Poker is a game of chance that involves the use of cards and betting over a series of rounds until there’s a showdown. The main goal of the game is to form a five-card poker hand in order to win the pot at the end of each round. While there are differences in the way betting occurs between different poker variants, all games share a common core.
The first step towards becoming a successful poker player is to develop a strategy that works for you. There are a number of books dedicated to this, but it’s also important to find an approach that suits your personality and playing style. Many players also take the time to discuss their strategy with other players for a more objective look at their strengths and weaknesses.
One of the most important aspects of poker is learning to read your opponents. This isn’t as difficult as it seems – all you need to do is watch for their tells. These tells aren’t just the obvious ones like fiddling with their chips or putting on a poker face – they can be a lot more subtle.

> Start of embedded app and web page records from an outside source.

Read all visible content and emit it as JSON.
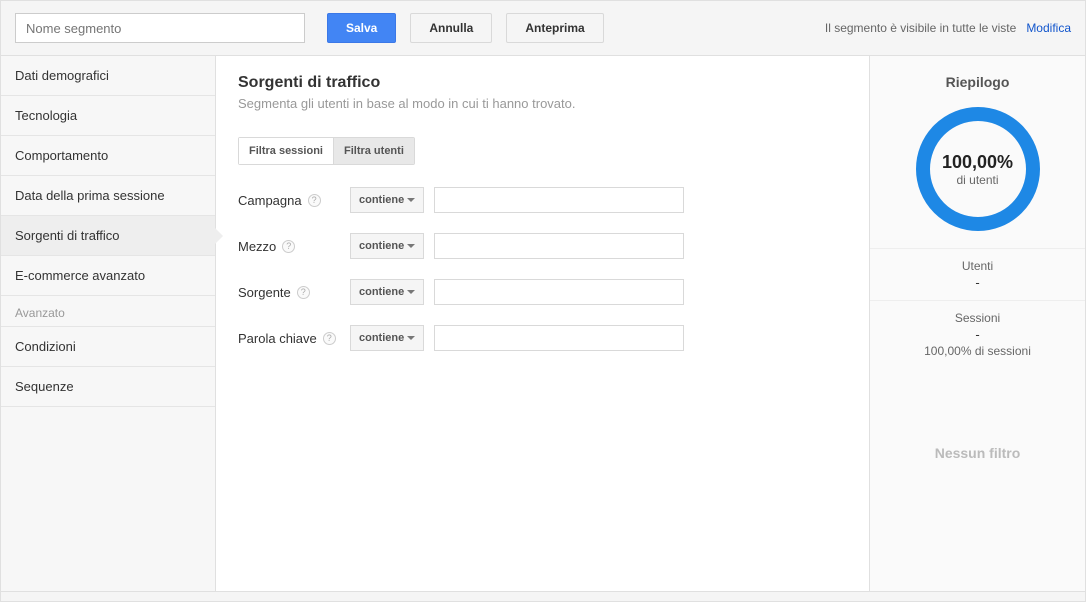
{
  "topbar": {
    "segment_name_placeholder": "Nome segmento",
    "save_label": "Salva",
    "cancel_label": "Annulla",
    "preview_label": "Anteprima",
    "visibility_text": "Il segmento è visibile in tutte le viste",
    "modify_label": "Modifica"
  },
  "sidebar": {
    "items": [
      {
        "label": "Dati demografici"
      },
      {
        "label": "Tecnologia"
      },
      {
        "label": "Comportamento"
      },
      {
        "label": "Data della prima sessione"
      },
      {
        "label": "Sorgenti di traffico"
      },
      {
        "label": "E-commerce avanzato"
      }
    ],
    "advanced_label": "Avanzato",
    "advanced_items": [
      {
        "label": "Condizioni"
      },
      {
        "label": "Sequenze"
      }
    ]
  },
  "main": {
    "title": "Sorgenti di traffico",
    "subtitle": "Segmenta gli utenti in base al modo in cui ti hanno trovato.",
    "filter_tabs": {
      "sessions": "Filtra sessioni",
      "users": "Filtra utenti"
    },
    "fields": [
      {
        "label": "Campagna",
        "operator": "contiene",
        "value": ""
      },
      {
        "label": "Mezzo",
        "operator": "contiene",
        "value": ""
      },
      {
        "label": "Sorgente",
        "operator": "contiene",
        "value": ""
      },
      {
        "label": "Parola chiave",
        "operator": "contiene",
        "value": ""
      }
    ]
  },
  "summary": {
    "title": "Riepilogo",
    "percent": "100,00%",
    "percent_label": "di utenti",
    "users_label": "Utenti",
    "users_value": "-",
    "sessions_label": "Sessioni",
    "sessions_value": "-",
    "sessions_sub": "100,00% di sessioni",
    "no_filter": "Nessun filtro"
  },
  "colors": {
    "primary": "#4285f4",
    "donut": "#1e88e5"
  }
}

Observe the way they bet, how they raise their bets, and when they fold. You can also learn to read their body language and make assumptions based on this. For example, if an opponent has been calling bets all night and then raises suddenly, they probably have a strong poker hand.